Language Selection

English French German Italian Portuguese Spanish

Organizing Files

Filed under

The problem: the filesystem on my Unix workstation was a mess. I couldn't find anything without grepping all over creation. About half the time, I'd actually find something useful. Usually I'd get no hits at all, or I'd match something like a compiled binary and end up hosing my display beyond belief.

I wrote this from a Unix/Linux perspective, but Mac users running a recent version of the operating system should be able to make sense of it. Here are some terms for non-Unix types:

*A Unix home directory is the equivalent of wherever you keep most of your working files. The tilde (~) is just shorthand for that directory, as is $HOME.
*The cat command displays a file to your screen.
*Folder names use / instead of \ as separators.
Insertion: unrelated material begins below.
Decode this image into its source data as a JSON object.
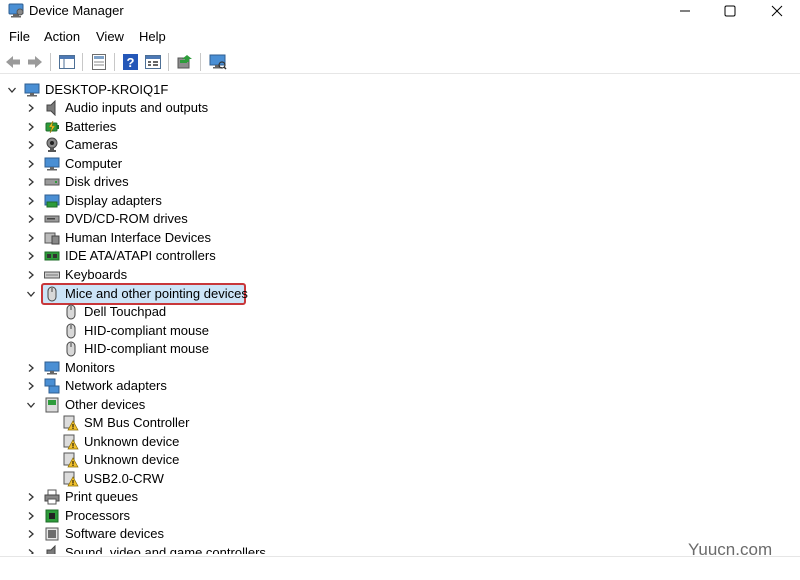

What Didn't Work

This is what didn't do the trick.

Full Story.

some solutions

If you have this much trouble managing files, try using Mac OS 10.4 or wait for KDE 4. You could also try to set up a database with keywords or hyperlink them together with web pages. I work with all my own stuff and have found a system that works, but this requires organizational ability and has no easy answers except the before mentioned software.
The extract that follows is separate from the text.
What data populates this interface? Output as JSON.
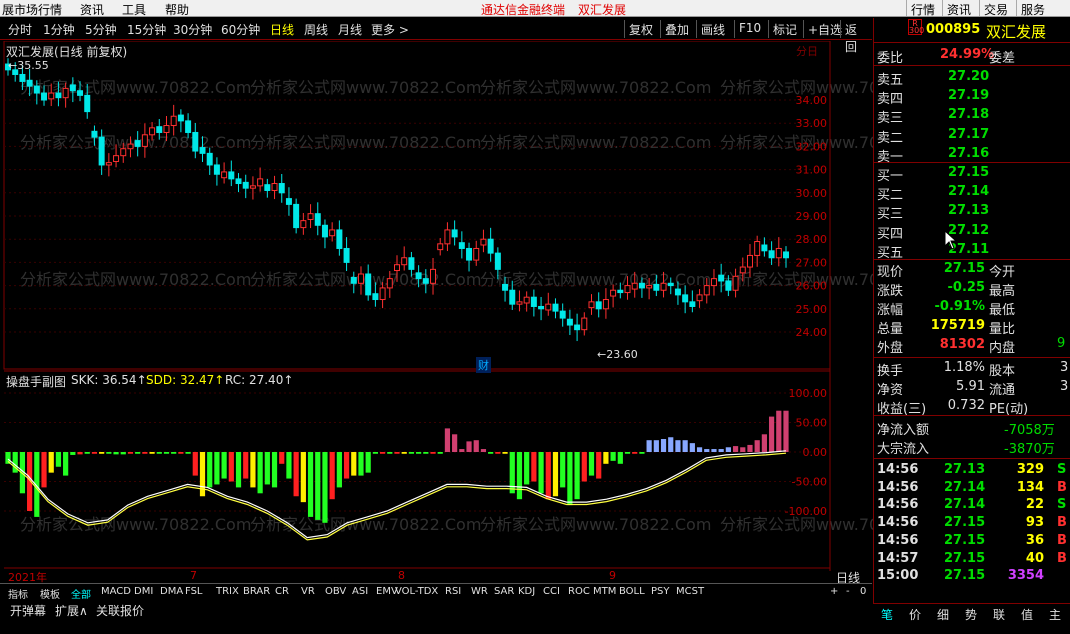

Comment viewing options

Select your preferred way to display the comments and click "Save settings" to activate your changes.

More in Tux Machines

Slackel Linux: Not Your Father's Slackware

You might think of the Slackel distro as a better Slackware derivative. Slackware dates back to 1992. By comparison, well-known and well-used distros such as Ubuntu, Fedora and Linux Mint were introduced in the mid-2000s. So Slackware is among the oldest actively maintained Linux distros. Despite its longevity, it has not joined more modern Linux offspring in terms of user friendliness. Read more

Android 6.0 Marshmallow Review: Google Outsmarts Apple By Guessing Your Next Move

It may seem like a big decision, but something tells me the service arms race is going to be a lot like the feature race. Google has the nose on Apple with Google Now on Tap until… Apple figures out a way to borrow it. Read more

Red Hat News

IBM releases Power-based Linux servers with Nvidia GPUs

The Power Systems LC line was introduced by Dr Stefanie Chiras, director and business line executive of IBM scale-out Power Systems, as part of her keynote on the subject of 'waitless computing'. IBM, as a patron of the OpenPower Foundation, has been a staunch supporter of Linux and OpenStack, and this represents a logical step for the company, as it has been building its Power line following the sale of its x86 server business to Lenovo in 2014. Read more